With a little time to reflect, I must say that despite the visceral pleasure I enjoyed at the gun range, the experience only strengthened my anti-gun beliefs. The damn things are just way too deadly and powerful... and way too fun. The closest thing I can describe it to is smoking crack, of which I have first-hand knowledge (don't worry - I've been sober for nine years). I only smoked crack once, late one night with a one-legged stranger in Spanish Harlem who was generous enough to share his pipe with me. But that night seared itself on my brain. The high is overwhelming and instantaneous. You feel more alive than you've ever felt. And firing guns is exactly same. But like crack, the high is short-lived, and the only way to fight the crash is to fire back up. Crack is outlawed for a reason. And while the analogy isn't perfect, I'd say guns should be too. With crack you can only kill yourself. With a gun you can kill everyone around you.
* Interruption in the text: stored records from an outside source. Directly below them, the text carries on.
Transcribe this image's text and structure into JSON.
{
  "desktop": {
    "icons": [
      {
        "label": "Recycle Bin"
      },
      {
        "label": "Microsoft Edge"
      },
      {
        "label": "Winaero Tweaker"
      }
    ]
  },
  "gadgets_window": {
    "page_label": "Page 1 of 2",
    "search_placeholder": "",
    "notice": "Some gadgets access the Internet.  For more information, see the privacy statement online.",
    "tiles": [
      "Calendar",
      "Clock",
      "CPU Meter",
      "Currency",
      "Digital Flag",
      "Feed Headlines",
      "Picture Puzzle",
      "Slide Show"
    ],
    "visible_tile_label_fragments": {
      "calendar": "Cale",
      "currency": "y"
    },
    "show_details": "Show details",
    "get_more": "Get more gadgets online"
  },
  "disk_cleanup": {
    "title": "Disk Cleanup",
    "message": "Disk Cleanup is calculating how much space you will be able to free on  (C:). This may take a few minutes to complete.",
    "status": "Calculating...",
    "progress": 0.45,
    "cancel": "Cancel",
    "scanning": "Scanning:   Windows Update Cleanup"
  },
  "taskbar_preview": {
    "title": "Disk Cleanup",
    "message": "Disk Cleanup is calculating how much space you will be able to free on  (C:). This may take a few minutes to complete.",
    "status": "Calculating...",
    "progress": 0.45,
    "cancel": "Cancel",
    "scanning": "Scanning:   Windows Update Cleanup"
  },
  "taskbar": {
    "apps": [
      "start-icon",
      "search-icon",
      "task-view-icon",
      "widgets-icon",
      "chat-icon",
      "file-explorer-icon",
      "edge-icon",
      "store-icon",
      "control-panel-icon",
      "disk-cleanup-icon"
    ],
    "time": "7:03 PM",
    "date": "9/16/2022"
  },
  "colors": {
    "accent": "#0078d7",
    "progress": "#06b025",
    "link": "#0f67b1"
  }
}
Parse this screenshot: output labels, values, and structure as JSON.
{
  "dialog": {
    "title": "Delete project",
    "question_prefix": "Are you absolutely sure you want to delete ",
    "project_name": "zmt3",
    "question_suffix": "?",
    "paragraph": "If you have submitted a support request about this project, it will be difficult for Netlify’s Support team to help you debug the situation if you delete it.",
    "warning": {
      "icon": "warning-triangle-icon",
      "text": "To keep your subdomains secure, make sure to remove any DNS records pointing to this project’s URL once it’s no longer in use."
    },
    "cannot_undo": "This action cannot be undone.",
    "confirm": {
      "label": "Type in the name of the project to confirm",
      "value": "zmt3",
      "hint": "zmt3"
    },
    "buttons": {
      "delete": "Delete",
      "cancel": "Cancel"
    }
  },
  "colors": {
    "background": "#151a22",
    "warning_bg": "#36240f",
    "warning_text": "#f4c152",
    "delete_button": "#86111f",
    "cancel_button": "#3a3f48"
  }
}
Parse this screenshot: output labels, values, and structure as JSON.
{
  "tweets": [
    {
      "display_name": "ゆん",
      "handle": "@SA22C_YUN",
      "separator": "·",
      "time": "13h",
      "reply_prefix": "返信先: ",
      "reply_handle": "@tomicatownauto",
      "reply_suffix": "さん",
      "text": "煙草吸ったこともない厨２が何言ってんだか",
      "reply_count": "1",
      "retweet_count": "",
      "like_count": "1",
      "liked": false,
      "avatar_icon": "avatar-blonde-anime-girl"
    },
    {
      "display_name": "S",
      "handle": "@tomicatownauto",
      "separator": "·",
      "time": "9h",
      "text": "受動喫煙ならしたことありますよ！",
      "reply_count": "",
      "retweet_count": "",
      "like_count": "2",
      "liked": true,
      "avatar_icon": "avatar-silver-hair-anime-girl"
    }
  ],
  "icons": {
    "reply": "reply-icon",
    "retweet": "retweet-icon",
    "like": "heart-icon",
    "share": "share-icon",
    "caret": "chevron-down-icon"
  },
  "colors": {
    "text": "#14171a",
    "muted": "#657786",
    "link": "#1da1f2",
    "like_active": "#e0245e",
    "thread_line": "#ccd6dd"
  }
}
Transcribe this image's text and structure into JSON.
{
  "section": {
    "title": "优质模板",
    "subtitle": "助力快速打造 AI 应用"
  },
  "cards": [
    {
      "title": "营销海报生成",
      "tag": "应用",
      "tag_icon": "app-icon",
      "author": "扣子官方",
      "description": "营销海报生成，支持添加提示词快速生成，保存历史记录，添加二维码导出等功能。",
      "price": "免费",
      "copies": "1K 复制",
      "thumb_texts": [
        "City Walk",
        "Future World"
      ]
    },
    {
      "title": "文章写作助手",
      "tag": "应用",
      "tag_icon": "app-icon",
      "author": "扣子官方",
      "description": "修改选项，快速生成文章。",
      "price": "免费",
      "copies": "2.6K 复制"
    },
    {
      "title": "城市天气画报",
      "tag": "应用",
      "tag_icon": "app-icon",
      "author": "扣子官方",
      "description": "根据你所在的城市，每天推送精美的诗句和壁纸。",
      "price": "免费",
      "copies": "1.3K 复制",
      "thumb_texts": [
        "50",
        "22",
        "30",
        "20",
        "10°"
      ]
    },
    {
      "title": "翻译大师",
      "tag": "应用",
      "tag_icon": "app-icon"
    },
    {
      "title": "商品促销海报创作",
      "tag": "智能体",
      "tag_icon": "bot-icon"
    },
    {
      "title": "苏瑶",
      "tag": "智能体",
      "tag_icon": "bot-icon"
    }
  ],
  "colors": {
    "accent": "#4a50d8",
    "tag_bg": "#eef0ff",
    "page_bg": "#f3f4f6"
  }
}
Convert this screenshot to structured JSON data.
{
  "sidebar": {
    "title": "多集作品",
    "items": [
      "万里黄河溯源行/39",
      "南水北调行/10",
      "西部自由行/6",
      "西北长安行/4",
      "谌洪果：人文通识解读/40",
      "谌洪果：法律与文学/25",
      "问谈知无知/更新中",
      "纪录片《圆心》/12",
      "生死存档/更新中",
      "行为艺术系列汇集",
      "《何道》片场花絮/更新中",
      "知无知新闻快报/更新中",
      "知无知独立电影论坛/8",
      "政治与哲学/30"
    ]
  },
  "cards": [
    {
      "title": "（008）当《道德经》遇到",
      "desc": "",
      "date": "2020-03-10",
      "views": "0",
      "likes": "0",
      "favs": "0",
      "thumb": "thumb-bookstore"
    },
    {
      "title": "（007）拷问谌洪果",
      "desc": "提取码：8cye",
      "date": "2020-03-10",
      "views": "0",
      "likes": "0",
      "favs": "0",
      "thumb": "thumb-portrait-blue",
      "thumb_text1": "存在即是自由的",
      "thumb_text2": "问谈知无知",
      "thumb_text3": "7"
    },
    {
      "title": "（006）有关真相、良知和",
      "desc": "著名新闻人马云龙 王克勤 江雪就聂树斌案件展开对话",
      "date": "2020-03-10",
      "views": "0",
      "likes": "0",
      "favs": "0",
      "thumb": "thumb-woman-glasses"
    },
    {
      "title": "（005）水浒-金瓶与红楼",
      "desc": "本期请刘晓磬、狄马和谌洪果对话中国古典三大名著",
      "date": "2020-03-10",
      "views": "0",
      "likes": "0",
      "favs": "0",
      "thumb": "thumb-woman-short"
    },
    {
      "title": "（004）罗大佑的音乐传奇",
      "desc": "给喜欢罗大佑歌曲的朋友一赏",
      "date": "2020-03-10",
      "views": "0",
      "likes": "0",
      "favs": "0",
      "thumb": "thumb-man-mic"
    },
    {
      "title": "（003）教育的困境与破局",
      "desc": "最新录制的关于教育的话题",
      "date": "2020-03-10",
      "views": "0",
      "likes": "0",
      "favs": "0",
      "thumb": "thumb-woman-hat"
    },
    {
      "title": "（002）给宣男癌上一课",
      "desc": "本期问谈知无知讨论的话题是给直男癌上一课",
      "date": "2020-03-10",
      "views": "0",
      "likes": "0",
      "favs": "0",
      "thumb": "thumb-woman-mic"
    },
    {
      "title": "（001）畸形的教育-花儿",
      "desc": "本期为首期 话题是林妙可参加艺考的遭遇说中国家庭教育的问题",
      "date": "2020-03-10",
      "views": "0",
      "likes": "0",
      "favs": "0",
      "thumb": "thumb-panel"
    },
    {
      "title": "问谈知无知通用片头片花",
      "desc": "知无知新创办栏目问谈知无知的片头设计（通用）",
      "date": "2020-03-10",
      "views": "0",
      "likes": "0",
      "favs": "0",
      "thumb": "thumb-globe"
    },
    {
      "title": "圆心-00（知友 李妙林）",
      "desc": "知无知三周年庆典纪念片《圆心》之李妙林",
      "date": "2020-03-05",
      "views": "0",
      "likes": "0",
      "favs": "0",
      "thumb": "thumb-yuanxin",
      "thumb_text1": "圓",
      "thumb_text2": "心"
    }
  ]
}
Since returning New York, I looked up local gun clubs online. There are a lot of them within the city limits. But I didn't realize how easy it had all been in LA compared to here. New York City has extremely rigid gun laws (which I now take pride in) and you can't just show up to a firing range, sign a piece of paper and get handed a gun. It's slightly less rigid outside the city limits, but not by much. I looked up the gun laws in neighboring New Jersey and Connecticut and found them rigid too. If I wanted to repeat my experience in LA closer to home, I'd have to head to Pennsylvania, which has some of the more lax gun laws in the country, even more lax than California.

As you've probably guessed by now, gun laws are enacted more at the state and city level than the federal level. There are federal laws to be sure, but they have been passed infrequently and do little to curb the ownership of handguns. The most significant piece of federal legislation ever passed was the 1968 Gun Control Act (catalyzed by the assassinations of JFK, RFK and MLK). The bill expanded licensing requirements, restricted handgun sales over state lines, and prevented convicted felons, the mentally incompetent and drug users from selling arms (duh!). It also outlawed the mail order sales of rifles and shotguns. (Just think - you used to be able to order a rifle the same way you now order a book on Amazon). There have been several federal laws passed since, but the only major one enacted since the Gun Control Act was the 1994 Assault Weapons Ban (aka The Brady Bill) which outlawed civilian ownership of assault weapons and instituted federal background checks for those purchasing guns. These laws are not radical. They're pure common sense. The only shocking thing about them is how recently they were enacted. And big loopholes remain, such as the infamous "gun show loophole" which allows unlicensed gun sellers at flea markets and swap meets to sell guns without using the same background checks required of licensed sellers.

I can't say that my jaunt with the Super Adventure Club rid me of my hypocrisy. I'm still going to play ultra-violent video games at Kyri's house. And I can't promise that I'll never go to a firing range again. But what it did certainly do was place my formerly abstract beliefs into a very real, physical context. Having fired more than a few types of guns I can rightfully say that they're no joke. They're not something to be romanticized or celebrated. Whatever pleasure there is to be had from them is vastly overshadowed by their brute, vulgar banality - a few pounds of steel with the potential to destroy a human life in the blink of an eye. No adventure - super or otherwise - is worth that. I would gladly give up the opportunity to fire a gun ever again if Congress or the state legislatures had the balls to outlaw them. I would even give up video games.